(What you should do): In your copy, drop the images and return each record exactly as it stands.

[Material for this task]

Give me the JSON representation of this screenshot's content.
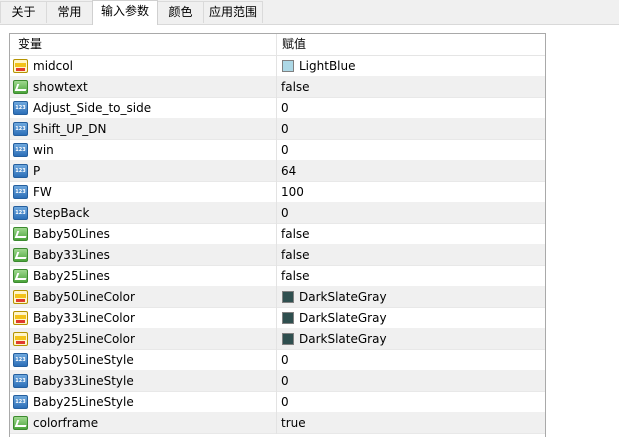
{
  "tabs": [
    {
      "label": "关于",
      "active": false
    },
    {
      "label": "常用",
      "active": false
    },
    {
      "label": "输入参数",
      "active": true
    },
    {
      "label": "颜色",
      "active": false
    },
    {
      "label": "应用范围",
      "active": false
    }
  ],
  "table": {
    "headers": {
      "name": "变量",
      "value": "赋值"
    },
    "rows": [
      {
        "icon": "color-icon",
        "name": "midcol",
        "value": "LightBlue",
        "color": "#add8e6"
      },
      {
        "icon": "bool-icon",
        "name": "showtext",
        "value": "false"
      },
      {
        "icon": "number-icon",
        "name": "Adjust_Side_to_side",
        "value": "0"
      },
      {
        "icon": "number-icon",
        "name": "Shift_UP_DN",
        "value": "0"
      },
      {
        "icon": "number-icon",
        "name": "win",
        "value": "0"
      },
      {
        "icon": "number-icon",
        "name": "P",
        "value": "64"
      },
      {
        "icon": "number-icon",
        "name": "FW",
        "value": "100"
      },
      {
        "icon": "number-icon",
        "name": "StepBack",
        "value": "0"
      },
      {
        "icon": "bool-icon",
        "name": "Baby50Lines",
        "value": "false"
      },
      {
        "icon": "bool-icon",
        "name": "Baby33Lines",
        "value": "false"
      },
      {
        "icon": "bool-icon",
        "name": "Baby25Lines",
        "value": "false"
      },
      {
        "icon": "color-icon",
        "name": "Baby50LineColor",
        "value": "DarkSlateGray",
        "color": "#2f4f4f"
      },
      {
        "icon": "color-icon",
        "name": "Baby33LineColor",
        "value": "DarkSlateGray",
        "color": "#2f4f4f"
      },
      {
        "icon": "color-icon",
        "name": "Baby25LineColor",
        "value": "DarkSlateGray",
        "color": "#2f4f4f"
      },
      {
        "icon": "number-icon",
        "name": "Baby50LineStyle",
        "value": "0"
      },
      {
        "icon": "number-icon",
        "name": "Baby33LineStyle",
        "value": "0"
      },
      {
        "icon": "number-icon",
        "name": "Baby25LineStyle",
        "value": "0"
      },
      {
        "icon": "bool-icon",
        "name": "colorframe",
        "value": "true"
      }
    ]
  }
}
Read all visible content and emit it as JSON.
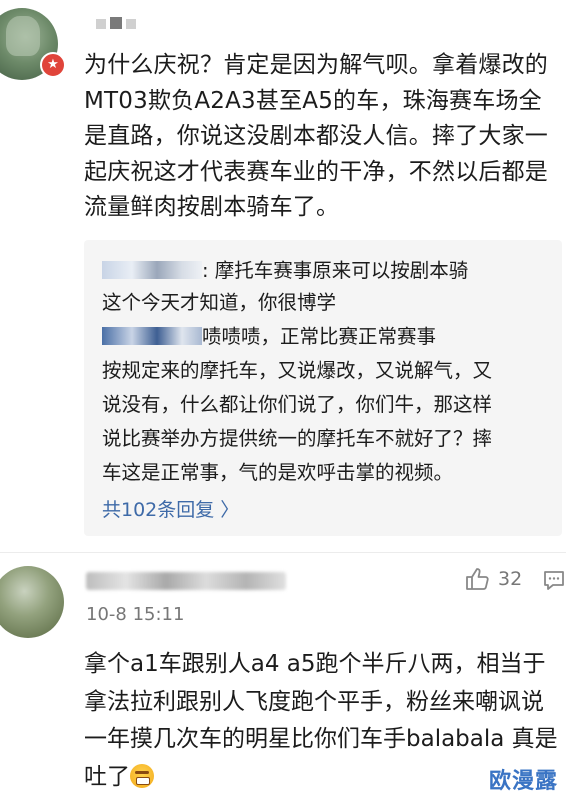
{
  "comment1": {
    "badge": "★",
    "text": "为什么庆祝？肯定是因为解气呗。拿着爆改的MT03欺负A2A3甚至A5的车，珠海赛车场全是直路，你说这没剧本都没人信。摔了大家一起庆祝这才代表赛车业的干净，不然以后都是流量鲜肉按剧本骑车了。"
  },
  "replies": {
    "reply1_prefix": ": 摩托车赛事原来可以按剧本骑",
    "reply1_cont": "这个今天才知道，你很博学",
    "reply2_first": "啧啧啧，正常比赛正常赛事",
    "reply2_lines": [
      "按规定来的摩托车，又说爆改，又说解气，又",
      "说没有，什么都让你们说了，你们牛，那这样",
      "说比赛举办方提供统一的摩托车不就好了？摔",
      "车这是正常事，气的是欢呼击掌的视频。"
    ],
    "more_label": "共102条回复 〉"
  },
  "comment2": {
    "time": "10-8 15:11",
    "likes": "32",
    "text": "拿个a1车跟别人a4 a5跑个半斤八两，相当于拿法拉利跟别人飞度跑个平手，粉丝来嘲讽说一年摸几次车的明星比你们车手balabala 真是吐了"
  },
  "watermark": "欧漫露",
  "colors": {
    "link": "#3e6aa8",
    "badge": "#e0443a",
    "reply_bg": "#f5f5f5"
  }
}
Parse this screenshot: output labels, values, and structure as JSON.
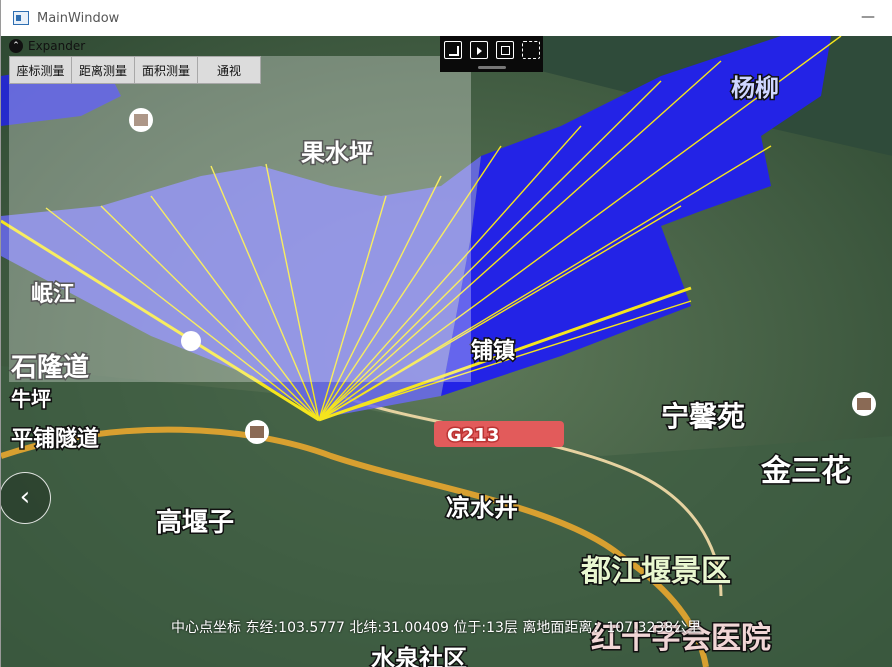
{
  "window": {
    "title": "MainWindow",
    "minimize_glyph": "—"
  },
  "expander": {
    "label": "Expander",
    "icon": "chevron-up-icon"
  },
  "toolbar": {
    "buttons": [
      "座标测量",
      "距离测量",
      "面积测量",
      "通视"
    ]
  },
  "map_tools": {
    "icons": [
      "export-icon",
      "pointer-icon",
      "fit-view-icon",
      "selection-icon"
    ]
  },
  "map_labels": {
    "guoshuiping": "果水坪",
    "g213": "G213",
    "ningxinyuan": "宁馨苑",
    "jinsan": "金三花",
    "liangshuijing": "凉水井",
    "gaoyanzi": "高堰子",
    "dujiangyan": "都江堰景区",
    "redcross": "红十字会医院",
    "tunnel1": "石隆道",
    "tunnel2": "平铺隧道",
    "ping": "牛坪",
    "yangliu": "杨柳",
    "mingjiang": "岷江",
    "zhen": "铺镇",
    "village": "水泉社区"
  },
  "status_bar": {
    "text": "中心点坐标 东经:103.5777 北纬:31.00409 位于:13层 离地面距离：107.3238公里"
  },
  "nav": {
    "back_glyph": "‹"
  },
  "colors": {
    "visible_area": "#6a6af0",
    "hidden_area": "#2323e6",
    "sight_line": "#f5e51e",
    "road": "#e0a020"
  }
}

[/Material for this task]

(Result for this task):
Give me the JSON representation of this screenshot's content.
{
  "tabs": [
    {
      "label": "关于",
      "active": false
    },
    {
      "label": "常用",
      "active": false
    },
    {
      "label": "输入参数",
      "active": true
    },
    {
      "label": "颜色",
      "active": false
    },
    {
      "label": "应用范围",
      "active": false
    }
  ],
  "table": {
    "headers": {
      "name": "变量",
      "value": "赋值"
    },
    "rows": [
      {
        "icon": "color-icon",
        "name": "midcol",
        "value": "LightBlue",
        "color": "#add8e6"
      },
      {
        "icon": "bool-icon",
        "name": "showtext",
        "value": "false"
      },
      {
        "icon": "number-icon",
        "name": "Adjust_Side_to_side",
        "value": "0"
      },
      {
        "icon": "number-icon",
        "name": "Shift_UP_DN",
        "value": "0"
      },
      {
        "icon": "number-icon",
        "name": "win",
        "value": "0"
      },
      {
        "icon": "number-icon",
        "name": "P",
        "value": "64"
      },
      {
        "icon": "number-icon",
        "name": "FW",
        "value": "100"
      },
      {
        "icon": "number-icon",
        "name": "StepBack",
        "value": "0"
      },
      {
        "icon": "bool-icon",
        "name": "Baby50Lines",
        "value": "false"
      },
      {
        "icon": "bool-icon",
        "name": "Baby33Lines",
        "value": "false"
      },
      {
        "icon": "bool-icon",
        "name": "Baby25Lines",
        "value": "false"
      },
      {
        "icon": "color-icon",
        "name": "Baby50LineColor",
        "value": "DarkSlateGray",
        "color": "#2f4f4f"
      },
      {
        "icon": "color-icon",
        "name": "Baby33LineColor",
        "value": "DarkSlateGray",
        "color": "#2f4f4f"
      },
      {
        "icon": "color-icon",
        "name": "Baby25LineColor",
        "value": "DarkSlateGray",
        "color": "#2f4f4f"
      },
      {
        "icon": "number-icon",
        "name": "Baby50LineStyle",
        "value": "0"
      },
      {
        "icon": "number-icon",
        "name": "Baby33LineStyle",
        "value": "0"
      },
      {
        "icon": "number-icon",
        "name": "Baby25LineStyle",
        "value": "0"
      },
      {
        "icon": "bool-icon",
        "name": "colorframe",
        "value": "true"
      }
    ]
  }
}
Read all visible content and emit it as JSON.
{
  "comment1": {
    "badge": "★",
    "text": "为什么庆祝？肯定是因为解气呗。拿着爆改的MT03欺负A2A3甚至A5的车，珠海赛车场全是直路，你说这没剧本都没人信。摔了大家一起庆祝这才代表赛车业的干净，不然以后都是流量鲜肉按剧本骑车了。"
  },
  "replies": {
    "reply1_prefix": ": 摩托车赛事原来可以按剧本骑",
    "reply1_cont": "这个今天才知道，你很博学",
    "reply2_first": "啧啧啧，正常比赛正常赛事",
    "reply2_lines": [
      "按规定来的摩托车，又说爆改，又说解气，又",
      "说没有，什么都让你们说了，你们牛，那这样",
      "说比赛举办方提供统一的摩托车不就好了？摔",
      "车这是正常事，气的是欢呼击掌的视频。"
    ],
    "more_label": "共102条回复 〉"
  },
  "comment2": {
    "time": "10-8 15:11",
    "likes": "32",
    "text": "拿个a1车跟别人a4 a5跑个半斤八两，相当于拿法拉利跟别人飞度跑个平手，粉丝来嘲讽说一年摸几次车的明星比你们车手balabala 真是吐了"
  },
  "watermark": "欧漫露",
  "colors": {
    "link": "#3e6aa8",
    "badge": "#e0443a",
    "reply_bg": "#f5f5f5"
  }
}
Parse this screenshot: output labels, values, and structure as JSON.
{
  "window": {
    "title": "MainWindow",
    "minimize_glyph": "—"
  },
  "expander": {
    "label": "Expander",
    "icon": "chevron-up-icon"
  },
  "toolbar": {
    "buttons": [
      "座标测量",
      "距离测量",
      "面积测量",
      "通视"
    ]
  },
  "map_tools": {
    "icons": [
      "export-icon",
      "pointer-icon",
      "fit-view-icon",
      "selection-icon"
    ]
  },
  "map_labels": {
    "guoshuiping": "果水坪",
    "g213": "G213",
    "ningxinyuan": "宁馨苑",
    "jinsan": "金三花",
    "liangshuijing": "凉水井",
    "gaoyanzi": "高堰子",
    "dujiangyan": "都江堰景区",
    "redcross": "红十字会医院",
    "tunnel1": "石隆道",
    "tunnel2": "平铺隧道",
    "ping": "牛坪",
    "yangliu": "杨柳",
    "mingjiang": "岷江",
    "zhen": "铺镇",
    "village": "水泉社区"
  },
  "status_bar": {
    "text": "中心点坐标 东经:103.5777 北纬:31.00409 位于:13层 离地面距离：107.3238公里"
  },
  "nav": {
    "back_glyph": "‹"
  },
  "colors": {
    "visible_area": "#6a6af0",
    "hidden_area": "#2323e6",
    "sight_line": "#f5e51e",
    "road": "#e0a020"
  }
}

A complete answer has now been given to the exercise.